**SUPPLIED MATERIAL**
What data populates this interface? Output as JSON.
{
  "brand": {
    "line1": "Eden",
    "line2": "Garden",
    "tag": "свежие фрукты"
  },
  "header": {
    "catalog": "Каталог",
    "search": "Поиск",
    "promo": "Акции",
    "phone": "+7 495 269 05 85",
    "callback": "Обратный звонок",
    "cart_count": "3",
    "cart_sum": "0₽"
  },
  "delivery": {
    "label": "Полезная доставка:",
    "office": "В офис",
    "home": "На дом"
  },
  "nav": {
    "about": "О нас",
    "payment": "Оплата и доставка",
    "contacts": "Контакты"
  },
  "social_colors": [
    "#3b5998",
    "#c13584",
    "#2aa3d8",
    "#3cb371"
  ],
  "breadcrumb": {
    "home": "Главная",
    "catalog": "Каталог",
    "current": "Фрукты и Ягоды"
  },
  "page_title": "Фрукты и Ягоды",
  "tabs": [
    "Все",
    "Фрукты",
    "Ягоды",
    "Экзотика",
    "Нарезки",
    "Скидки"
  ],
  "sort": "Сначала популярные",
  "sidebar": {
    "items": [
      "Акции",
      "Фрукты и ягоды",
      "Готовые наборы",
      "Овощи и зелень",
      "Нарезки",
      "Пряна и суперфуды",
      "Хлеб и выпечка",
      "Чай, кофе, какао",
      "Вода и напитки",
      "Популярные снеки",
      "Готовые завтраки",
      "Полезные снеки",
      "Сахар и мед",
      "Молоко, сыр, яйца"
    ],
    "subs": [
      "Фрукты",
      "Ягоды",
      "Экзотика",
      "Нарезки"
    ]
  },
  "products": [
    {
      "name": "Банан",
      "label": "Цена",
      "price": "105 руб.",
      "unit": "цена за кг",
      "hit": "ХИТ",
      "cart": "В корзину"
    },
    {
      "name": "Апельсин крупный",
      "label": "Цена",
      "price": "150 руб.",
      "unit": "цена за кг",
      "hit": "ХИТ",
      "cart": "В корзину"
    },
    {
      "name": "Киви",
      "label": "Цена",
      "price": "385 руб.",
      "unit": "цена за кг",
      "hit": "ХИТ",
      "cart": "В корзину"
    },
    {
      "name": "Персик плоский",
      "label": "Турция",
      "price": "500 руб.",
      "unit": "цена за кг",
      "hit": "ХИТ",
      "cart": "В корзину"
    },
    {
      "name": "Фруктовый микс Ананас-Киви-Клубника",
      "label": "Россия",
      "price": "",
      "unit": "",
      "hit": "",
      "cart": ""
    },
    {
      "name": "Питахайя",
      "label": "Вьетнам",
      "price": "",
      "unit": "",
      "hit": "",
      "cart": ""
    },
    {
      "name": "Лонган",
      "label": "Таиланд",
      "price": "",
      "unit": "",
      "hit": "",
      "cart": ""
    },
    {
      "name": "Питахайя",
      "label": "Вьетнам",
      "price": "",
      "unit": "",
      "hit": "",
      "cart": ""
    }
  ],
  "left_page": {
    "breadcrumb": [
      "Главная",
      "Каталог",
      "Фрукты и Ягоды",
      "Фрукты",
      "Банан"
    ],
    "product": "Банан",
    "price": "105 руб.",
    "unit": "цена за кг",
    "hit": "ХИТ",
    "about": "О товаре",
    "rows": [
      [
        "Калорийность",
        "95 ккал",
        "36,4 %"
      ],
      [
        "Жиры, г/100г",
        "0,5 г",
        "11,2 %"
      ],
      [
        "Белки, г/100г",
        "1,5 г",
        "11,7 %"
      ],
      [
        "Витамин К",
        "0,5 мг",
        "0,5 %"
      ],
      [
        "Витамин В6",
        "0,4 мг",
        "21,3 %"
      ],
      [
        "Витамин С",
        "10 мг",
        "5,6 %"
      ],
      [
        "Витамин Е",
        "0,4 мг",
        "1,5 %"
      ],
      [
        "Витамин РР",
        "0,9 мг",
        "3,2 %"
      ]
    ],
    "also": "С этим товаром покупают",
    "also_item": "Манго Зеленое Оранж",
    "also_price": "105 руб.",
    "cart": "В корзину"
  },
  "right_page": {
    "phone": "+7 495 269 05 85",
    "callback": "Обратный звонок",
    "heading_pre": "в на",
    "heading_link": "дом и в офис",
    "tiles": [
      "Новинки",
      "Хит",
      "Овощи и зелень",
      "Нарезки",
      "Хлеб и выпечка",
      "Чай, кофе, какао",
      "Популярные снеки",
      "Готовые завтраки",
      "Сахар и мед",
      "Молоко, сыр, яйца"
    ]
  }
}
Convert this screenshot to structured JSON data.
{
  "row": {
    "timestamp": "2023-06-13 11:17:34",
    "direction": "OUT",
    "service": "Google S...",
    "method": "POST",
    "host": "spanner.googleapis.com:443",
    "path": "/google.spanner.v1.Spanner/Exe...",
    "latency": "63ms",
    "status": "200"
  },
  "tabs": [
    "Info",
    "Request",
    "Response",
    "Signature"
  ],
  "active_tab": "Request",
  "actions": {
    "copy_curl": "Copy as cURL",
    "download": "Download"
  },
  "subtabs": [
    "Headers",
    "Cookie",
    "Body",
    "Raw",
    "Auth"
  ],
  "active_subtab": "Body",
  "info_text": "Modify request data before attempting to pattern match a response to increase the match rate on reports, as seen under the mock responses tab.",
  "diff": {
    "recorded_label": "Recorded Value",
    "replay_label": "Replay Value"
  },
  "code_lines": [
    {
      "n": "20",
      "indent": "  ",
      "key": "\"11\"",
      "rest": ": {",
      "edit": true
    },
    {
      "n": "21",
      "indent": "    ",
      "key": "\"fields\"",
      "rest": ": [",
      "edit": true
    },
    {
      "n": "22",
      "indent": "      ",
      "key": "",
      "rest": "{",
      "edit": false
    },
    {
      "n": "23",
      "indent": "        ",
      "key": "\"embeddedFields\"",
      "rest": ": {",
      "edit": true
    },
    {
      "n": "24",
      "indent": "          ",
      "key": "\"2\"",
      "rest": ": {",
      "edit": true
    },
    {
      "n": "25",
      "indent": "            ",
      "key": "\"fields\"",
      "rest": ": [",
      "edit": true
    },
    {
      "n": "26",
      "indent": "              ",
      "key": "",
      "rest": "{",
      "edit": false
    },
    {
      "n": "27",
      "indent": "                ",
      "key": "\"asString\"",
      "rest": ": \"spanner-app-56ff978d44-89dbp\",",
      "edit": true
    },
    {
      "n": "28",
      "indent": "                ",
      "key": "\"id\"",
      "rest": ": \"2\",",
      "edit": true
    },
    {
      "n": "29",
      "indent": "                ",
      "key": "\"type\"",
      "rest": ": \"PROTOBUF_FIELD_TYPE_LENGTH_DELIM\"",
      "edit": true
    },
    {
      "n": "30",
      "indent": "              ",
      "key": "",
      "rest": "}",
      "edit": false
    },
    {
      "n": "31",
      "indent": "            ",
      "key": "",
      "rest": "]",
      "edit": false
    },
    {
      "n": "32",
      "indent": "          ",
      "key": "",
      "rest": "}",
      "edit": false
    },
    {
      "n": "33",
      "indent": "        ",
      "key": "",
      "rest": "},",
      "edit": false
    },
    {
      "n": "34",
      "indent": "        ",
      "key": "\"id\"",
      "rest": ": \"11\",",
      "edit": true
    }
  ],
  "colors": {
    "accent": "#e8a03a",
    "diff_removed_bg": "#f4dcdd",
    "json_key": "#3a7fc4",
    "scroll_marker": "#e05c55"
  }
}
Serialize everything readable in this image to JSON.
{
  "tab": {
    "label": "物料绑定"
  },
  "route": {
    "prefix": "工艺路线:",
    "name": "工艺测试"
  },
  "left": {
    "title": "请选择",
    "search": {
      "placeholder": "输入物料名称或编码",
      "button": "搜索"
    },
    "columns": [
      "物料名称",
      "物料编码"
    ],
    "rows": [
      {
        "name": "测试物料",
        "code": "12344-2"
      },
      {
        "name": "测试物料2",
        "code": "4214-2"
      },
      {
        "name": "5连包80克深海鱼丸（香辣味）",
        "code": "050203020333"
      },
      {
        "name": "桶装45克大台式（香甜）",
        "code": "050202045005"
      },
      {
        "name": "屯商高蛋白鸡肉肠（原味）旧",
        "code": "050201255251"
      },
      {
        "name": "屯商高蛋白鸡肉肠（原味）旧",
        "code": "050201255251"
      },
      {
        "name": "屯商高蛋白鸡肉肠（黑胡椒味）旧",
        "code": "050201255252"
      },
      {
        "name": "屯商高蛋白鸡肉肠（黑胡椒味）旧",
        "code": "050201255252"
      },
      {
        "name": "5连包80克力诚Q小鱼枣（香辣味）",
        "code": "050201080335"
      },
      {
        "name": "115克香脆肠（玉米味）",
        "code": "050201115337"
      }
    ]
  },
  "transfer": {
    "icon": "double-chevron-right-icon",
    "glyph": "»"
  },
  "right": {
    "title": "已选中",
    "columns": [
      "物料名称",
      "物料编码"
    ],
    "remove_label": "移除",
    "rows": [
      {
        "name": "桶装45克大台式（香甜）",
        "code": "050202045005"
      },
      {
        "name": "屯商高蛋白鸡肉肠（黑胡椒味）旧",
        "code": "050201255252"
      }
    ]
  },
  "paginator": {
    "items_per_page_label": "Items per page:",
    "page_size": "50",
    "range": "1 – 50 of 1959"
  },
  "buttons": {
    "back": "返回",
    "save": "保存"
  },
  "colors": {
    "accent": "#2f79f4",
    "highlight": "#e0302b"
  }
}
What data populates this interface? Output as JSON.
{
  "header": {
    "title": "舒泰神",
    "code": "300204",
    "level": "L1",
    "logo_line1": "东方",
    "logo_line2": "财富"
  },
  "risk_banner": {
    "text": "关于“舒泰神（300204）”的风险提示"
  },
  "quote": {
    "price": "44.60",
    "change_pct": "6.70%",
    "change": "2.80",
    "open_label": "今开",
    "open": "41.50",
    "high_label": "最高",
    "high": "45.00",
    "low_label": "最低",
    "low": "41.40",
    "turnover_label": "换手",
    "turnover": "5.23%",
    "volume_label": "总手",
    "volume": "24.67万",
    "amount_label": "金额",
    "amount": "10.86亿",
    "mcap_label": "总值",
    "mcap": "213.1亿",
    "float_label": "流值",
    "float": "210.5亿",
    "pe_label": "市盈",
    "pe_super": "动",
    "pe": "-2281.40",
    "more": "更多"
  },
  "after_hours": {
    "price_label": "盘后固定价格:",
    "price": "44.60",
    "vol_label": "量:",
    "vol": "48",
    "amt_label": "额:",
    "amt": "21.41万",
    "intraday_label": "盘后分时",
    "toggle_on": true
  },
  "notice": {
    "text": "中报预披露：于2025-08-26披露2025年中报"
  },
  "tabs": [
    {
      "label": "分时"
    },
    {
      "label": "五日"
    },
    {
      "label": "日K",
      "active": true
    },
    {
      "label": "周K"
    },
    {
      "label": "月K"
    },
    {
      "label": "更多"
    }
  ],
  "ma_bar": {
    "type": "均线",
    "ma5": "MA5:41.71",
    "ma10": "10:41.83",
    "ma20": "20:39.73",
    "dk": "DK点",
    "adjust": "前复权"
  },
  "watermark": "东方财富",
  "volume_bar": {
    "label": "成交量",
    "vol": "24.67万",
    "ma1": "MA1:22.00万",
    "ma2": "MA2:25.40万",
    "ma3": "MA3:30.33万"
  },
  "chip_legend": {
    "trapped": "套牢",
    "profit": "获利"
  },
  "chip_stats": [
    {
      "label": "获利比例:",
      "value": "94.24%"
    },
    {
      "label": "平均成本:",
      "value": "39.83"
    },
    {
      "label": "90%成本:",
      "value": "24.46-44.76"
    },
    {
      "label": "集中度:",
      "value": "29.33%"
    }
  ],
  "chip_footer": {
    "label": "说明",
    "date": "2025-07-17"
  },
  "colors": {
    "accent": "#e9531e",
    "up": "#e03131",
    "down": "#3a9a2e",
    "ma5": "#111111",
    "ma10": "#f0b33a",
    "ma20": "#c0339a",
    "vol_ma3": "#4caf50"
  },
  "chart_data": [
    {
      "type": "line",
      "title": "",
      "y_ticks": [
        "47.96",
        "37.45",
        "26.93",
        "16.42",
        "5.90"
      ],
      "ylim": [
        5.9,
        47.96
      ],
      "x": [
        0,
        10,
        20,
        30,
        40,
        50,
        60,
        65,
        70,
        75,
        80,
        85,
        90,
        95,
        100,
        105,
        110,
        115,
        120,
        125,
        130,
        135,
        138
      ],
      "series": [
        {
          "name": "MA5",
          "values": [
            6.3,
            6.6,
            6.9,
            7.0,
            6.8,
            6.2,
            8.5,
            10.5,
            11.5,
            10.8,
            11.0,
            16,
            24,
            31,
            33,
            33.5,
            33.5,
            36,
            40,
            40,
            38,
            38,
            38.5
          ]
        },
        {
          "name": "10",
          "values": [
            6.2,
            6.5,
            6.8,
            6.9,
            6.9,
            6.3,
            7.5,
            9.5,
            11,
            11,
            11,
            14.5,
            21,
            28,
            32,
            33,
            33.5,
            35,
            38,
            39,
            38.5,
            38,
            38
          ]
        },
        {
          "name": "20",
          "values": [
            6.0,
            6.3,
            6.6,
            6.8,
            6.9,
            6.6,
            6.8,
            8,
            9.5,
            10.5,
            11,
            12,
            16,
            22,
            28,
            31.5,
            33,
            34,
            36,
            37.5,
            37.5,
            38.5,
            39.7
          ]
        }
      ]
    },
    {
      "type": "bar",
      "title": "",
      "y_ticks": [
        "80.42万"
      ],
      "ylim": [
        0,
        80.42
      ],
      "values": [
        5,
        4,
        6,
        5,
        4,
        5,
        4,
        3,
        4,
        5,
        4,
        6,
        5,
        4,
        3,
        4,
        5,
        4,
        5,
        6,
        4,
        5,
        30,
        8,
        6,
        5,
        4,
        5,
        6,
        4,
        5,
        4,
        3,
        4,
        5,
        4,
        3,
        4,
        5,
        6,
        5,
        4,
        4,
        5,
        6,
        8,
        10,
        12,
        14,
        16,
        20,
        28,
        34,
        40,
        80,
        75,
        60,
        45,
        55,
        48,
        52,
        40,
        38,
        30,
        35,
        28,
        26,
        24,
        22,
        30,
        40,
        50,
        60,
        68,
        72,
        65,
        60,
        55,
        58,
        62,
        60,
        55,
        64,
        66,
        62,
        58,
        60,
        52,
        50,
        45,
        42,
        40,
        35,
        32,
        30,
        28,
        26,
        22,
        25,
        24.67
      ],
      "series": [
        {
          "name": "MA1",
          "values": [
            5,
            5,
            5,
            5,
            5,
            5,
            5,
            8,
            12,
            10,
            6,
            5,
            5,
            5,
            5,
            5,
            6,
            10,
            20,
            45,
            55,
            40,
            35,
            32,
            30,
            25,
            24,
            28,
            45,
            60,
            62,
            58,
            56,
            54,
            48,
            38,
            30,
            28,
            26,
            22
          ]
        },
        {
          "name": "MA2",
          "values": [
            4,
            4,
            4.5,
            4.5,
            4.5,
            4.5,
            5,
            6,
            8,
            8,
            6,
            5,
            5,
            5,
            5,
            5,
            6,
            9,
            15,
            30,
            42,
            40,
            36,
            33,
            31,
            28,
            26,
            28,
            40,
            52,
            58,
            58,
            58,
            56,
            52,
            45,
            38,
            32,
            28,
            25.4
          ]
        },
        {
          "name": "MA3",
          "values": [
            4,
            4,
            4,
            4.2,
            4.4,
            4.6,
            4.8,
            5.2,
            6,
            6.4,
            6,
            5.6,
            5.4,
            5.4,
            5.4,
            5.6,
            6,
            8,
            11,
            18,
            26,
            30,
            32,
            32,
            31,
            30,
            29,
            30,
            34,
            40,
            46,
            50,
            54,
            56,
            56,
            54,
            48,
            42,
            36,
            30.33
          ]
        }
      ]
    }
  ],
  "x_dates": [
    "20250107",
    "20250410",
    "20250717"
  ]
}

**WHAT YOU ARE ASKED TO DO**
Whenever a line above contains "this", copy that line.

**YOUR RESPONSE**
What data populates this interface? Output as JSON.
Convert this screenshot to structured JSON data.
Serialize everything readable in this image to JSON.
What data populates this interface? Output as JSON.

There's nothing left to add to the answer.